The colorist last detailed his cancer treatment on Feb. 18 on his blog, keeping his spirits up with some humor, as he indicated that he will indeed be needing surgery to remove a brain tumor. This surgery will require a metal plate to then be inserted into his head afterwards. “Guess who’s got two thumbs, one kidney and is getting a plate in their head,” he said, referring to his past and current treatment.
Ponsor is blogging about his treatment here.

*** Taniguchi Jirō’s World of Manga (Nippon)--  I want to read a manga called Hunting Dog Detective (above image.)  What do I need to do to get that translated and published over here?  Nippon has a nice but brief overview of Taniguchi Jiro's career.
When manga creator Taniguchi Jirō died in February 2017, the majority of the Japanese media described him as the artist of Kodoku no gurume (The Solitary Gourmet), the series he was best known for in his home nation.

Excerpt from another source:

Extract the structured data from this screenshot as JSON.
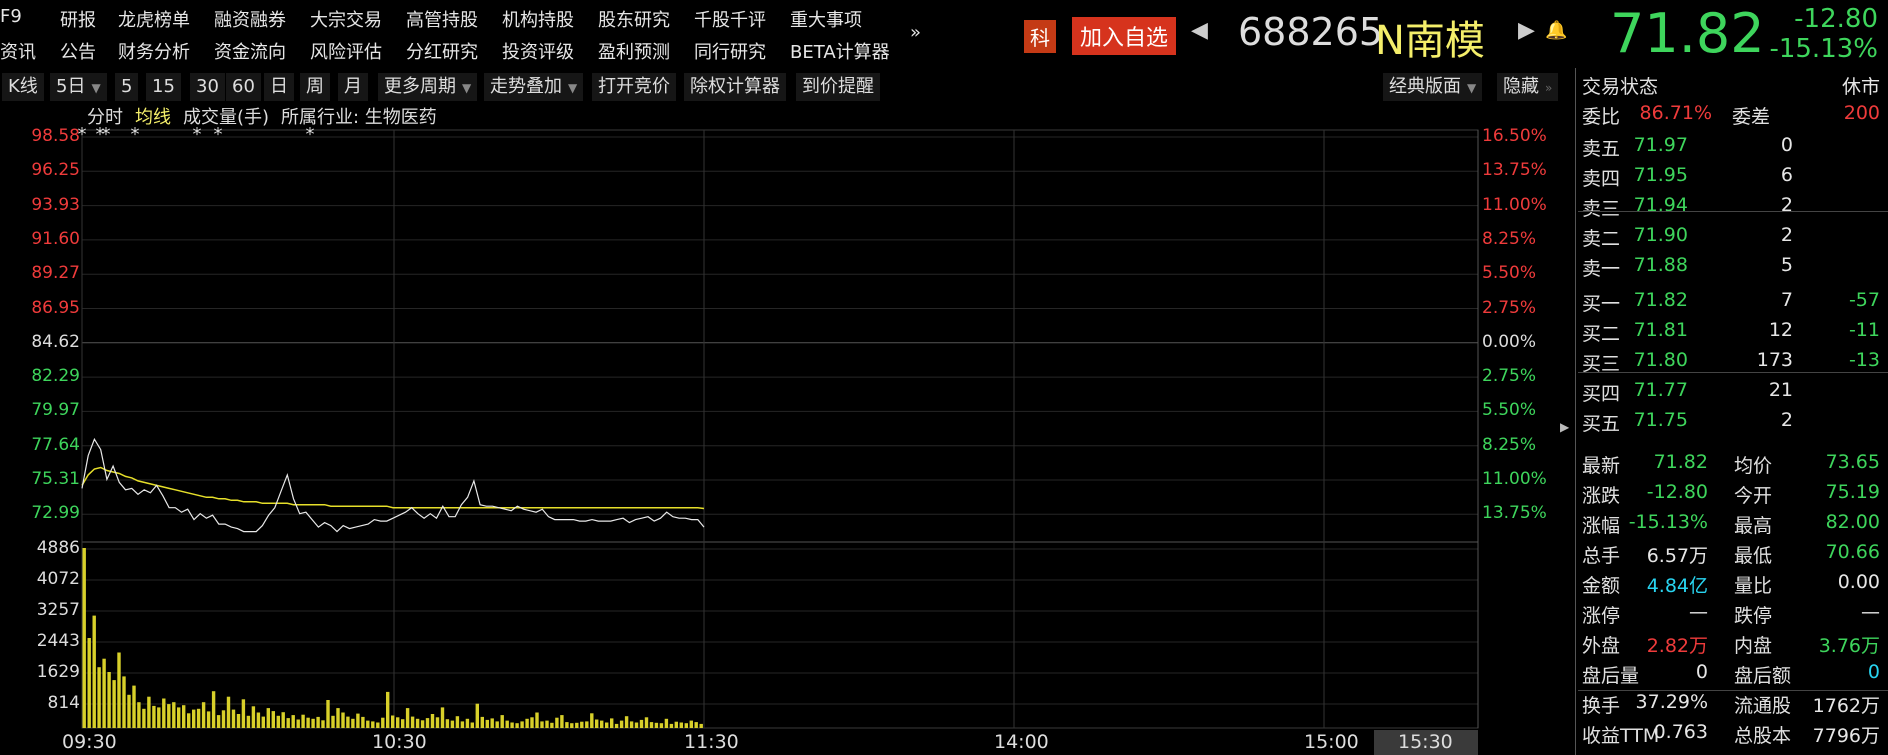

In France, however, detailed coverage in Le Monde and other press outlets primarily paid tribute to his solo works Aruku hito (trans. The Walking Man) and Haruka na machi e (trans. A Distant Neighborhood), which won acclaim in the country. Taniguchi may well be more highly regarded in Europe than he is in Japan. He took inspiration from Franco-Belgian comic artists like Mœbius and François Schuiten, and most of his works are available in French. His standing in France is apparent from his being one of just three mangaka to receive the Chevalier of the Ordre des Arts et des Lettres, alongside Akira creator Ōtomo Katsuhiro and Matsumoto Leiji of Ginga tetsudō 999 (Galaxy Express 999) fame.
*** February 2018’s Harpy Agenda recipient is Priya Huq, writing at Women Write About Comics (Harpy Agenda)-- I hadn't heard of this microgrant before but I think it's a great idea.  Congrats to Riya Huq for being the most recent recipient of it.
Second, we are awarding February 2018’s microgrant to Priya Huq, for her article “CB CEBULSKI’S ASIAN MASK: WHY THE ANGER?” published on Women Write About Comics. It was a deep analysis of the issues surrounding the Marvel Editor in Chief’s masquerade as a Japanese writer in 2004, addressing the systemic bias against acknowledging marginalization in the comics industry, and providing a platform for several other PoC voices on the issue.

Current Mood